What the exercise asks
Look through the entries that follow and return each line that has the string "screenshot".

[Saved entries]
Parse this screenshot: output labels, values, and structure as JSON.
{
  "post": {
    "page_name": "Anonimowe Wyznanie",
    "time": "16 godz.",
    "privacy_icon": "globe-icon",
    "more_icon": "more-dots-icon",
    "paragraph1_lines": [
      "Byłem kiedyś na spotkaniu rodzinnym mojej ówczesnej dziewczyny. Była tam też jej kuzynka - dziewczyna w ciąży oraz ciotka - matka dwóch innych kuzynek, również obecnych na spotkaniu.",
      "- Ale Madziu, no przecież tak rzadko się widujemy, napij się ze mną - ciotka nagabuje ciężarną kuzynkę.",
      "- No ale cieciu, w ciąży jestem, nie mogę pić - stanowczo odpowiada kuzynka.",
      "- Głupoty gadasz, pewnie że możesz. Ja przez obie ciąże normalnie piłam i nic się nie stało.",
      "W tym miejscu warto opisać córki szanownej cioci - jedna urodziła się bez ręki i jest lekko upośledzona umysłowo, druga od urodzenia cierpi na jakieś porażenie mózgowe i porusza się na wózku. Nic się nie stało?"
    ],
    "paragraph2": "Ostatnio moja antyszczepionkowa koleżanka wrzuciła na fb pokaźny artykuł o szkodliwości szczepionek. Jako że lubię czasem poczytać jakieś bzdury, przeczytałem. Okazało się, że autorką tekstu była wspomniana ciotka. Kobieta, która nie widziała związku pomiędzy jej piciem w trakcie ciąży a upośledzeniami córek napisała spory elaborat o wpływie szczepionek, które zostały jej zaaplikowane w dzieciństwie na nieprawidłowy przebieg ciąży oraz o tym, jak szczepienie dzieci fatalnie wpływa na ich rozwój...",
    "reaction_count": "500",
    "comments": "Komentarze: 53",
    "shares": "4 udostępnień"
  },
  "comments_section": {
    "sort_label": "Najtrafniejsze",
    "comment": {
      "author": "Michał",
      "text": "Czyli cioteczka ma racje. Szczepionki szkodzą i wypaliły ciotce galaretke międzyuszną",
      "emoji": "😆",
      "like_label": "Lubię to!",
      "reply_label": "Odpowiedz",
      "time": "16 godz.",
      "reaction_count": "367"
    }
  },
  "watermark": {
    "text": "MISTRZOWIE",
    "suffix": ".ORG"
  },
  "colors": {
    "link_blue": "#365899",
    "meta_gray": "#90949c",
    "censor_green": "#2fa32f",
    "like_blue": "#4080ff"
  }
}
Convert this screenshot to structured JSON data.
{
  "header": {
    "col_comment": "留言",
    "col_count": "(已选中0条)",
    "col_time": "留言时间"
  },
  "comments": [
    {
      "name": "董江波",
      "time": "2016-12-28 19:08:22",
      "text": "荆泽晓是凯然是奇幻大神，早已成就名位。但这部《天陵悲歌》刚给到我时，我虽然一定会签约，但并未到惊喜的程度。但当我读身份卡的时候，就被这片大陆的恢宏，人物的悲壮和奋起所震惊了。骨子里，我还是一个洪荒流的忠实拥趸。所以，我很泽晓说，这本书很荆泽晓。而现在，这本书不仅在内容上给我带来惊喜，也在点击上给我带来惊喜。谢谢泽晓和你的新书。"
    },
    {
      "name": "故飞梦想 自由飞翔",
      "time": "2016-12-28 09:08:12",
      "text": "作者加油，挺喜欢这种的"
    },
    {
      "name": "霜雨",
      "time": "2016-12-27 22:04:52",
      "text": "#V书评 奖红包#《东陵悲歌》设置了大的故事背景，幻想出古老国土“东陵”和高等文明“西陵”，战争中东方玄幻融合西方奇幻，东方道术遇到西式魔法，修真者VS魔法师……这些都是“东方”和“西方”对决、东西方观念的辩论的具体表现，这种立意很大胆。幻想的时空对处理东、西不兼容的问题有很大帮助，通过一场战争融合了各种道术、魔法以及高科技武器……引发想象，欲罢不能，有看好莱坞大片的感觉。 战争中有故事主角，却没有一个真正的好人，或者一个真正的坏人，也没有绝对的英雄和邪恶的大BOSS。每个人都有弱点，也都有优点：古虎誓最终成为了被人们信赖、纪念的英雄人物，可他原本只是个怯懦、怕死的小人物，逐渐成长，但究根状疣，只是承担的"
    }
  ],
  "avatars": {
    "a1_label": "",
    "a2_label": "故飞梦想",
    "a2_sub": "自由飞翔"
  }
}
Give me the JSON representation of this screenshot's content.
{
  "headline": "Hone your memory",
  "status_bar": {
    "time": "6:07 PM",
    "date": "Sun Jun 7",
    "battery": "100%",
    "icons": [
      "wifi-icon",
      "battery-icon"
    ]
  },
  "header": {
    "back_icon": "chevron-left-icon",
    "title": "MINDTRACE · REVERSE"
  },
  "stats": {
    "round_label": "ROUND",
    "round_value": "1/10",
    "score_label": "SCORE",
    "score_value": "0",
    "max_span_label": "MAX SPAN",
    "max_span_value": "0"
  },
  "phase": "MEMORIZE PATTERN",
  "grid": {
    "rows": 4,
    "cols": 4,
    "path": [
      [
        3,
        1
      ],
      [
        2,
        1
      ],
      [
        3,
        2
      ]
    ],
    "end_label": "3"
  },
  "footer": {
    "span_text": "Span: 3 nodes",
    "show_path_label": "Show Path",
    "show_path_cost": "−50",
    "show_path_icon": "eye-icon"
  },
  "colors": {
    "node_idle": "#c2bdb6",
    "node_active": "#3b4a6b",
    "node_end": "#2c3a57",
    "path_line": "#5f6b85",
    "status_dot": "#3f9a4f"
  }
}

Exercise answer
Parse this screenshot: output labels, values, and structure as JSON.
Convert this screenshot to structured JSON data.
Give me the JSON representation of this screenshot's content.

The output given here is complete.